Introducing EcoHealth Ontario: Environment, Public Health and Resilience to Climate Change
April 1, 2015 – As people who care about both the forests and the trees, Forests Ontario members have an intuitive grasp on the link between vibrant ecosystems and well-being. Unfortunately, these links are not well-connected in many current programs and policies, which tend to separate public health from ecosystems and the environment. This separation works to the detriment of both ecosystems and the health of current and future generations.
How can we ‘prove’ that resilient ecosystems are integral to our health and the sustainability of our communities? When will investments in resilient ecosystems (green spaces, tree planting, biodiversity and so on) be recognized as preventive public health measures taken at multiple scales and by a variety of partners? How can we combat nature deficit disorder and raise a generation of children with everyday experience of the beauty, change and value of Ontario ecosystems? Ecohealth Ontario (ecohealth-ontario.ca) is a new collaborative of professionals from the fields of public health, medicine, education, planning and the environment who are seeking answers to these kind of questions.
Ecohealth’s objectives are to:
• Determine research needs and identify knowledge gaps
• Undertake or compile evidence-based research about the interactions among natural systems and human health and well-being
• Develop a shared set of values among public health, medical, education, planning and environmental sectors and professionals
• Develop new collaborative relationships across the public health, medical, education, planning and environmental sectors

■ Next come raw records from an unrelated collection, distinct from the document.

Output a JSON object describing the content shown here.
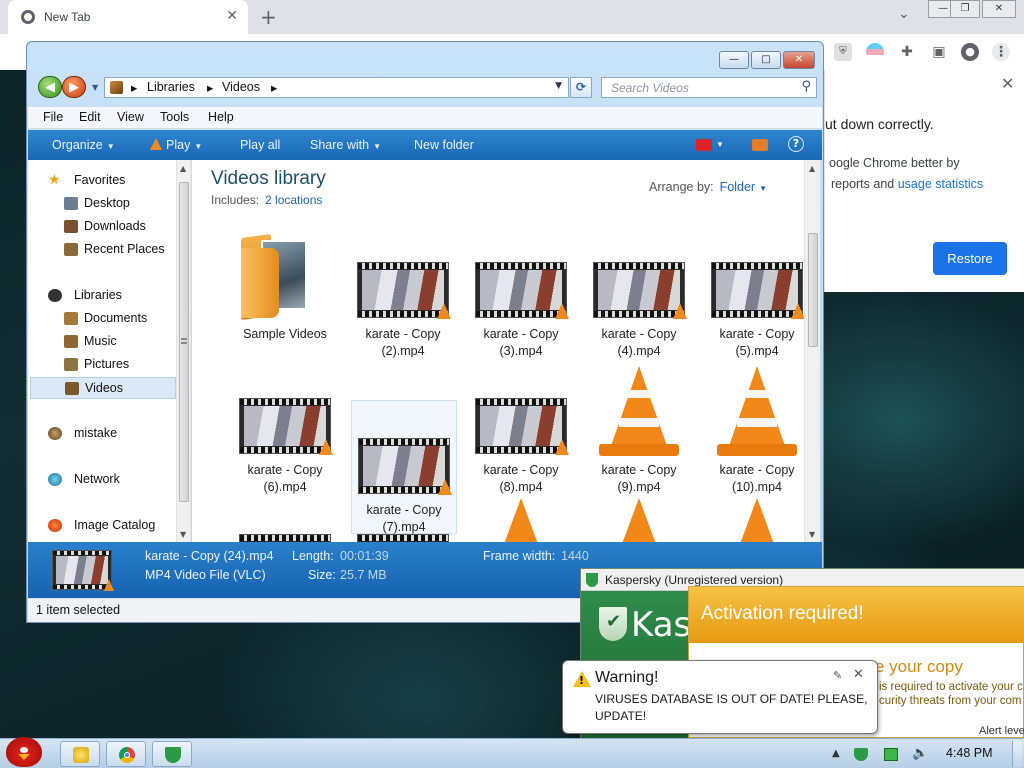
{
  "chrome": {
    "tab_title": "New Tab",
    "tab_close": "✕",
    "new_tab": "+",
    "tab_list": "⌄",
    "win_minimize": "—",
    "win_maximize": "❐",
    "win_close": "✕",
    "toolbar_icons": [
      "ublock-icon",
      "flag-icon",
      "extensions-icon",
      "sidepanel-icon",
      "profile-icon",
      "menu-icon"
    ],
    "restore_msg": "ut down correctly.",
    "improve_line1": "oogle Chrome better by",
    "improve_line2_text": "reports and",
    "improve_line2_link": "usage statistics",
    "restore_button": "Restore",
    "close_x": "✕"
  },
  "explorer": {
    "address_segments": [
      "Libraries",
      "Videos"
    ],
    "search_placeholder": "Search Videos",
    "menu": [
      "File",
      "Edit",
      "View",
      "Tools",
      "Help"
    ],
    "commands": {
      "organize": "Organize",
      "play": "Play",
      "play_all": "Play all",
      "share_with": "Share with",
      "new_folder": "New folder"
    },
    "nav": {
      "favorites": "Favorites",
      "desktop": "Desktop",
      "downloads": "Downloads",
      "recent_places": "Recent Places",
      "libraries": "Libraries",
      "documents": "Documents",
      "music": "Music",
      "pictures": "Pictures",
      "videos": "Videos",
      "mistake": "mistake",
      "network": "Network",
      "image_catalog": "Image Catalog"
    },
    "library_title": "Videos library",
    "includes_label": "Includes:",
    "includes_link": "2 locations",
    "arrange_label": "Arrange by:",
    "arrange_value": "Folder",
    "items": [
      {
        "name": "Sample Videos",
        "kind": "folder"
      },
      {
        "name": "karate - Copy (2).mp4",
        "l1": "karate - Copy",
        "l2": "(2).mp4",
        "kind": "video"
      },
      {
        "name": "karate - Copy (3).mp4",
        "l1": "karate - Copy",
        "l2": "(3).mp4",
        "kind": "video"
      },
      {
        "name": "karate - Copy (4).mp4",
        "l1": "karate - Copy",
        "l2": "(4).mp4",
        "kind": "video"
      },
      {
        "name": "karate - Copy (5).mp4",
        "l1": "karate - Copy",
        "l2": "(5).mp4",
        "kind": "video"
      },
      {
        "name": "karate - Copy (6).mp4",
        "l1": "karate - Copy",
        "l2": "(6).mp4",
        "kind": "video"
      },
      {
        "name": "karate - Copy (7).mp4",
        "l1": "karate - Copy",
        "l2": "(7).mp4",
        "kind": "video"
      },
      {
        "name": "karate - Copy (8).mp4",
        "l1": "karate - Copy",
        "l2": "(8).mp4",
        "kind": "video"
      },
      {
        "name": "karate - Copy (9).mp4",
        "l1": "karate - Copy",
        "l2": "(9).mp4",
        "kind": "vlc"
      },
      {
        "name": "karate - Copy (10).mp4",
        "l1": "karate - Copy",
        "l2": "(10).mp4",
        "kind": "vlc"
      }
    ],
    "details": {
      "filename": "karate - Copy (24).mp4",
      "filetype": "MP4 Video File (VLC)",
      "length_label": "Length:",
      "length_value": "00:01:39",
      "size_label": "Size:",
      "size_value": "25.7 MB",
      "frame_width_label": "Frame width:",
      "frame_width_value": "1440"
    },
    "status": "1 item selected"
  },
  "kaspersky": {
    "title": "Kaspersky (Unregistered version)",
    "brand": "Kas",
    "activation_title": "Activation required!",
    "activation_sub": "e your copy",
    "activation_line1": "is required to activate your c",
    "activation_line2": "curity threats from your com",
    "alert_level": "Alert leve"
  },
  "balloon": {
    "title": "Warning!",
    "message": "VIRUSES DATABASE IS OUT OF DATE! PLEASE, UPDATE!"
  },
  "taskbar": {
    "clock": "4:48 PM"
  },
  "colors": {
    "explorer_cmdbar": "#1a68b6",
    "chrome_blue": "#1a73e8",
    "kaspersky_green": "#1f6b3a",
    "activation_orange": "#e59a12"
  }
}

• Share information and perspectives to enhance systems thinking and improve health outcomes
• Develop shared communication, education and outreach messaging for use by collaborative partners
• Encourage policy and program changes that help advance the protection, restoration and enhancement of ecosystem services for the health and well-being of our communities.
Climate change is a critical driver for this work. More frequent and extreme weather is already occurring in Ontario, throughout Canada and around the world. The late Anthony McMichael noted that greenhouse gas emission reduction is, in fact, “zero-level public health”. By this he meant that it underpins, and indeed provides the foundation for, our investments in primary (preventive), secondary (disease management) and tertiary (sick care/rehabilitation) health systems.
In public health, climate change is already raising concerns about the impacts of heat waves, flooding, new diseases and air pollution on all Ontarians, particularly vulnerable populations (for example, the elderly, children, the immunocompromised and First Nations populations).
EcoHealth Ontario’s goal is to develop new collaborations among the human health, social and environmental sectors and build a common agenda to foster improved health and well-being outcomes for Ontarians through the provision of better ecosystem quality, increased green space and enhanced access to nature.
Our work has only just begun. We are building on a wide range of recent initiatives (not all of which can be included here), including Forest Ontario’s report ‘A Healthy Dose of Green: A Prescription for a Healthy Population’, various Conservation Authorities’ programs, research on green spaces and public health by Toronto Public Health, and on climate change and health by the Middlesex-London Health Public Health Unit, as well as the David Suzuki Foundation’s 30×30 nature challenge and recent literature review on the impact of the natural environment on heat and air pollution in urban communities. The Ontario node of the Canadian Community of Practice in Ecosystem Approaches to Health and the International Association for Ecology and Health have been involved in awareness raising and capacity development projects focused on the link between ecosystems, health and society for many years. There is a wealth of interest and talent in the province that Ecohealth Ontario is hoping to harness in order to reconnect public health with the environment in the programs and policies that shape our province.
We invite you to join us at one of our upcoming events and to sign up on our website to receive our newsletter. We welcome your engagement and suggestions for ways that we can shift the dialogue around public health in Ontario to focus not only only illness and the social determinants of health (poverty, education, housing, etc.) but also on wellness and the ecological determinants of health (clean air, water, land, etc.).
The time has come for action to tackle the critical questions of our generation related to the environment as a determinant of public health, as we live, work and play under the shadow of a changing climate. There is a critical role to be played by Forests Ontario in reframing the dialogue around what actions constitute legitimate and long-term investments in public health and well-being in the province.
About the Author
Dr. Karen Morrison is a member of the Ecohealth Ontario Steering Committee. She is currently an Adjunct Professor at York University, a co-principal investigator for the Canadian Community of Practice in Ecosystem Approaches to Health and VP of the International Association for Ecology and Health.
About Ecohealth and Forests Ontario
Forests Ontario’s ‘A Healthy Dose of Green’ white paper was instrumental in bringing together key players who aligned to form Ecohealth Ontario. Our efforts to connect forests with human well-being shaped the direction of this collaboration, allowing for ongoing work into the links between environment and public health.
Photo Credit: Conservation Ontairo